Task details - Set every line of the listing down again, keeping it identical.

Records for the task -
□ □ □
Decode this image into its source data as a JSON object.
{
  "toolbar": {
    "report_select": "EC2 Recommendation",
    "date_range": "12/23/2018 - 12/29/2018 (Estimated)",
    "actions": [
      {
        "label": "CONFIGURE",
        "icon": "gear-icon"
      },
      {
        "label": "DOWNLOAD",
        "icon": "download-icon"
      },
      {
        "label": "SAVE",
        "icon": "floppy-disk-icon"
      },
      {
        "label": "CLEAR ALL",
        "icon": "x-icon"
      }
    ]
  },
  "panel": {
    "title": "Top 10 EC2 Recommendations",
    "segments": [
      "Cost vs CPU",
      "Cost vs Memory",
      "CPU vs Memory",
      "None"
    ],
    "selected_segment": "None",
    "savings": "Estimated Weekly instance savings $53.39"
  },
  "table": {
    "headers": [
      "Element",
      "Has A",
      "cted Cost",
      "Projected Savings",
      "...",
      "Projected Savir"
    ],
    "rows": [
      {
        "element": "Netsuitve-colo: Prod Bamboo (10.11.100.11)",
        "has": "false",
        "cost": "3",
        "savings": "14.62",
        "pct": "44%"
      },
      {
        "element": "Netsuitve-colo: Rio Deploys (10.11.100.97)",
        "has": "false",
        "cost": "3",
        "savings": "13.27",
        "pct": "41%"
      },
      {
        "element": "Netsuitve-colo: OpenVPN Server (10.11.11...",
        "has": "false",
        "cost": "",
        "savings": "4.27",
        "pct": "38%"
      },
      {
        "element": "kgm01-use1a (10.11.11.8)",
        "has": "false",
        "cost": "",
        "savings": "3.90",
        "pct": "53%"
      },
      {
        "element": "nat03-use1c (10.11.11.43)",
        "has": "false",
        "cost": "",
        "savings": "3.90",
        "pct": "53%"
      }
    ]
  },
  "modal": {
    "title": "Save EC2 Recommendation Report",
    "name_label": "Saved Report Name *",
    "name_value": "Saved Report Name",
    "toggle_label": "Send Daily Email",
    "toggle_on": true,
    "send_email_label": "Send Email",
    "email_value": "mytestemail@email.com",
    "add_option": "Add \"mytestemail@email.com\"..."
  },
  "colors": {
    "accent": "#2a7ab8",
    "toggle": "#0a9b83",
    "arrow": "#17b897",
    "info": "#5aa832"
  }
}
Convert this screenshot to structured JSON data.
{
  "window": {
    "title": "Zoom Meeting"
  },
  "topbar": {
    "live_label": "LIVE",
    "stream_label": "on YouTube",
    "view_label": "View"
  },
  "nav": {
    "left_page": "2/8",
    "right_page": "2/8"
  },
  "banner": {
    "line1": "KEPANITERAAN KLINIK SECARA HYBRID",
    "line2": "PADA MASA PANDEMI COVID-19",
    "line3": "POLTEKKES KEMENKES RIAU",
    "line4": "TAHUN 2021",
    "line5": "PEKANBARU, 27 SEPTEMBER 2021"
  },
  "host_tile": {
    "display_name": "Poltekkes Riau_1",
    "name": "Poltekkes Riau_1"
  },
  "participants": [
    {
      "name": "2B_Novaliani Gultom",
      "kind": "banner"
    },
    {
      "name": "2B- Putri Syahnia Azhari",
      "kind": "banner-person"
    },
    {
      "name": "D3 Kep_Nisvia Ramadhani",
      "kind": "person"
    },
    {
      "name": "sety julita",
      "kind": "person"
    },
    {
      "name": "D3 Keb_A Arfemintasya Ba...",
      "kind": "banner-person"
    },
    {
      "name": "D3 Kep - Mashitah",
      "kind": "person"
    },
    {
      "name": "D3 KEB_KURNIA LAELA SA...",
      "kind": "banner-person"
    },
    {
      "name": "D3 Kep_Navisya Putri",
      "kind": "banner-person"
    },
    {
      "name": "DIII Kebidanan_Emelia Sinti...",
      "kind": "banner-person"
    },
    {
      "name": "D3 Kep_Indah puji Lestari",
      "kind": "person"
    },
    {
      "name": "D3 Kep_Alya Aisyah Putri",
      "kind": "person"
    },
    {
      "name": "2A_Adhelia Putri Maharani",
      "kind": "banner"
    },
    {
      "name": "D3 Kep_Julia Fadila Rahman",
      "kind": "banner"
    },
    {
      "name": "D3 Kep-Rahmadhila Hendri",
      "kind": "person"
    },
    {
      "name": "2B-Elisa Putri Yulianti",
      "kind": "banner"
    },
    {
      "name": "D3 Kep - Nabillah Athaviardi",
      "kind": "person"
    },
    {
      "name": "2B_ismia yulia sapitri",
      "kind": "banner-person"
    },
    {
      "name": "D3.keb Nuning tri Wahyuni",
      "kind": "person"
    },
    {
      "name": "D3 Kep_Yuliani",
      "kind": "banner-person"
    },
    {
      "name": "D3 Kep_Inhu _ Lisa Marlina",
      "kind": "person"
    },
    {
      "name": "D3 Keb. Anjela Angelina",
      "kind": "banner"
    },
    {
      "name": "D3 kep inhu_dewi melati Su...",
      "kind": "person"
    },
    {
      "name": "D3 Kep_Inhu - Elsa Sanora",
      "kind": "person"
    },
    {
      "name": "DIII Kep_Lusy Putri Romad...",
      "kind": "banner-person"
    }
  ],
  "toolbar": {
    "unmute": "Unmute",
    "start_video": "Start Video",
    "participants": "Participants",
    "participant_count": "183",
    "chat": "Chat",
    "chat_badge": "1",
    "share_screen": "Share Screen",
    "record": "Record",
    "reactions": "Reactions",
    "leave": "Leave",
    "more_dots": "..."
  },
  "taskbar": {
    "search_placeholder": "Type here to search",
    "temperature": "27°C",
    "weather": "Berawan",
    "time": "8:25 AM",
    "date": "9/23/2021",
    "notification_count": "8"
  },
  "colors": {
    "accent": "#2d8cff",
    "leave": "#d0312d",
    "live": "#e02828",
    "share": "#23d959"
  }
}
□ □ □
Response -
Decode this image into its source data as a JSON object.
{
  "toolbar": {
    "report_select": "EC2 Recommendation",
    "date_range": "12/23/2018 - 12/29/2018 (Estimated)",
    "actions": [
      {
        "label": "CONFIGURE",
        "icon": "gear-icon"
      },
      {
        "label": "DOWNLOAD",
        "icon": "download-icon"
      },
      {
        "label": "SAVE",
        "icon": "floppy-disk-icon"
      },
      {
        "label": "CLEAR ALL",
        "icon": "x-icon"
      }
    ]
  },
  "panel": {
    "title": "Top 10 EC2 Recommendations",
    "segments": [
      "Cost vs CPU",
      "Cost vs Memory",
      "CPU vs Memory",
      "None"
    ],
    "selected_segment": "None",
    "savings": "Estimated Weekly instance savings $53.39"
  },
  "table": {
    "headers": [
      "Element",
      "Has A",
      "cted Cost",
      "Projected Savings",
      "...",
      "Projected Savir"
    ],
    "rows": [
      {
        "element": "Netsuitve-colo: Prod Bamboo (10.11.100.11)",
        "has": "false",
        "cost": "3",
        "savings": "14.62",
        "pct": "44%"
      },
      {
        "element": "Netsuitve-colo: Rio Deploys (10.11.100.97)",
        "has": "false",
        "cost": "3",
        "savings": "13.27",
        "pct": "41%"
      },
      {
        "element": "Netsuitve-colo: OpenVPN Server (10.11.11...",
        "has": "false",
        "cost": "",
        "savings": "4.27",
        "pct": "38%"
      },
      {
        "element": "kgm01-use1a (10.11.11.8)",
        "has": "false",
        "cost": "",
        "savings": "3.90",
        "pct": "53%"
      },
      {
        "element": "nat03-use1c (10.11.11.43)",
        "has": "false",
        "cost": "",
        "savings": "3.90",
        "pct": "53%"
      }
    ]
  },
  "modal": {
    "title": "Save EC2 Recommendation Report",
    "name_label": "Saved Report Name *",
    "name_value": "Saved Report Name",
    "toggle_label": "Send Daily Email",
    "toggle_on": true,
    "send_email_label": "Send Email",
    "email_value": "mytestemail@email.com",
    "add_option": "Add \"mytestemail@email.com\"..."
  },
  "colors": {
    "accent": "#2a7ab8",
    "toggle": "#0a9b83",
    "arrow": "#17b897",
    "info": "#5aa832"
  }
}
Convert this screenshot to structured JSON data.
{
  "window": {
    "title": "Zoom Meeting"
  },
  "topbar": {
    "live_label": "LIVE",
    "stream_label": "on YouTube",
    "view_label": "View"
  },
  "nav": {
    "left_page": "2/8",
    "right_page": "2/8"
  },
  "banner": {
    "line1": "KEPANITERAAN KLINIK SECARA HYBRID",
    "line2": "PADA MASA PANDEMI COVID-19",
    "line3": "POLTEKKES KEMENKES RIAU",
    "line4": "TAHUN 2021",
    "line5": "PEKANBARU, 27 SEPTEMBER 2021"
  },
  "host_tile": {
    "display_name": "Poltekkes Riau_1",
    "name": "Poltekkes Riau_1"
  },
  "participants": [
    {
      "name": "2B_Novaliani Gultom",
      "kind": "banner"
    },
    {
      "name": "2B- Putri Syahnia Azhari",
      "kind": "banner-person"
    },
    {
      "name": "D3 Kep_Nisvia Ramadhani",
      "kind": "person"
    },
    {
      "name": "sety julita",
      "kind": "person"
    },
    {
      "name": "D3 Keb_A Arfemintasya Ba...",
      "kind": "banner-person"
    },
    {
      "name": "D3 Kep - Mashitah",
      "kind": "person"
    },
    {
      "name": "D3 KEB_KURNIA LAELA SA...",
      "kind": "banner-person"
    },
    {
      "name": "D3 Kep_Navisya Putri",
      "kind": "banner-person"
    },
    {
      "name": "DIII Kebidanan_Emelia Sinti...",
      "kind": "banner-person"
    },
    {
      "name": "D3 Kep_Indah puji Lestari",
      "kind": "person"
    },
    {
      "name": "D3 Kep_Alya Aisyah Putri",
      "kind": "person"
    },
    {
      "name": "2A_Adhelia Putri Maharani",
      "kind": "banner"
    },
    {
      "name": "D3 Kep_Julia Fadila Rahman",
      "kind": "banner"
    },
    {
      "name": "D3 Kep-Rahmadhila Hendri",
      "kind": "person"
    },
    {
      "name": "2B-Elisa Putri Yulianti",
      "kind": "banner"
    },
    {
      "name": "D3 Kep - Nabillah Athaviardi",
      "kind": "person"
    },
    {
      "name": "2B_ismia yulia sapitri",
      "kind": "banner-person"
    },
    {
      "name": "D3.keb Nuning tri Wahyuni",
      "kind": "person"
    },
    {
      "name": "D3 Kep_Yuliani",
      "kind": "banner-person"
    },
    {
      "name": "D3 Kep_Inhu _ Lisa Marlina",
      "kind": "person"
    },
    {
      "name": "D3 Keb. Anjela Angelina",
      "kind": "banner"
    },
    {
      "name": "D3 kep inhu_dewi melati Su...",
      "kind": "person"
    },
    {
      "name": "D3 Kep_Inhu - Elsa Sanora",
      "kind": "person"
    },
    {
      "name": "DIII Kep_Lusy Putri Romad...",
      "kind": "banner-person"
    }
  ],
  "toolbar": {
    "unmute": "Unmute",
    "start_video": "Start Video",
    "participants": "Participants",
    "participant_count": "183",
    "chat": "Chat",
    "chat_badge": "1",
    "share_screen": "Share Screen",
    "record": "Record",
    "reactions": "Reactions",
    "leave": "Leave",
    "more_dots": "..."
  },
  "taskbar": {
    "search_placeholder": "Type here to search",
    "temperature": "27°C",
    "weather": "Berawan",
    "time": "8:25 AM",
    "date": "9/23/2021",
    "notification_count": "8"
  },
  "colors": {
    "accent": "#2d8cff",
    "leave": "#d0312d",
    "live": "#e02828",
    "share": "#23d959"
  }
}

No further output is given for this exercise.